Former Vice President Al Gore calls it an inconvenient truth. But global warming represents an attractive opportunity for the power-management industry, which can employ its expertise in reducing energy usage to benefit consumers around the globe—as well as benefit the globe itself.
The industry is now turning its attention to long-neglected white goods, which are the biggest users of electricity in homes. As developing regions of the world increase their demand for such products, electricity usage is soaring, along with the volume of greenhouse gasses spewed into the atmosphere by power plants.
Driven by government programs that encourage consumers to buy energy-efficient appliances, consumer demand for such products is growing. To achieve better efficiency, appliances are integrating more semiconductor content for controlling, sensing, monitoring, and connectivity.Because of this, white goods will be the fastest growing market for power-management devices during the next five years.

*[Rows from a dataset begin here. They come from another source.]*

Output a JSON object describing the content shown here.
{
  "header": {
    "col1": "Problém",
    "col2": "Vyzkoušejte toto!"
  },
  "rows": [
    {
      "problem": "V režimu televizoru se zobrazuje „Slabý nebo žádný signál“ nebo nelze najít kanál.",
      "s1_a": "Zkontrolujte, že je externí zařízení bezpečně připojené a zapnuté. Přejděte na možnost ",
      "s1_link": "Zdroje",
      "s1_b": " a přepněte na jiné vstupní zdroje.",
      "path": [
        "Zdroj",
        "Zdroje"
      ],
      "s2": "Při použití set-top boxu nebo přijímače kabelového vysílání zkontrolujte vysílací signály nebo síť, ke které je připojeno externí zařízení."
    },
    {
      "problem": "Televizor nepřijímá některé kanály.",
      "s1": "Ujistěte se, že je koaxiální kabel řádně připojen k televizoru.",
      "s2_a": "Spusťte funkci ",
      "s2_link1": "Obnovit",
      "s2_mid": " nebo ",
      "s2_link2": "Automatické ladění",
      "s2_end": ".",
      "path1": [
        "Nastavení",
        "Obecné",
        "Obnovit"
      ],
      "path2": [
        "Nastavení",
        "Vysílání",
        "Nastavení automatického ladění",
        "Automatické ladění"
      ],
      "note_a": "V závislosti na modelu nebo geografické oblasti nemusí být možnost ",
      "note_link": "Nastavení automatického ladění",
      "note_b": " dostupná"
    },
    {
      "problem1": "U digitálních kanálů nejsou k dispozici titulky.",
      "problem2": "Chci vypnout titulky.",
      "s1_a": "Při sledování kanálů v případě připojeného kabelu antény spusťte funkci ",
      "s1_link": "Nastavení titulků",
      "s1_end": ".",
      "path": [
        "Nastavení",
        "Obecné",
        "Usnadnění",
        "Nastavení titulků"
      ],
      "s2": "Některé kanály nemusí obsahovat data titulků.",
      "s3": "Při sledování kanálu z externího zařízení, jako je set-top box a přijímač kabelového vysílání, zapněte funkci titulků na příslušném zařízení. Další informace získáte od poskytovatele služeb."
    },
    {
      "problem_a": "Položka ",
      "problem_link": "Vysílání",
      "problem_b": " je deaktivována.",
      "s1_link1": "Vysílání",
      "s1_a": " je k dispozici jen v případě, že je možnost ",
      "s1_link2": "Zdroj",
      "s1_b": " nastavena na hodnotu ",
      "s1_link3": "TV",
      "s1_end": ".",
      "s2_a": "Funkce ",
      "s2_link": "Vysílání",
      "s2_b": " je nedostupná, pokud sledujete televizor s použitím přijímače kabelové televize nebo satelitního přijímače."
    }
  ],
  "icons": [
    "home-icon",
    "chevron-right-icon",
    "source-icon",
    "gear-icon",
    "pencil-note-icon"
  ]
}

The worldwide market for major appliances will expand to 462 million units in 2010, rising at a compound annual growth rate (CAGR) of 5% from 379 million units in 2006.
Shipments of voltage regulators for white goods are expected to rise at a CAGR of 29.8% from 2006 to 2010. Meanwhile, shipments of interface products are expected to grow at an 18% CAGR, while transistors will rise by 12.1% and diodes by 6.1%.
So while global warming may be an inconvenient truth for some, it's a huge opportunity for power-management designers.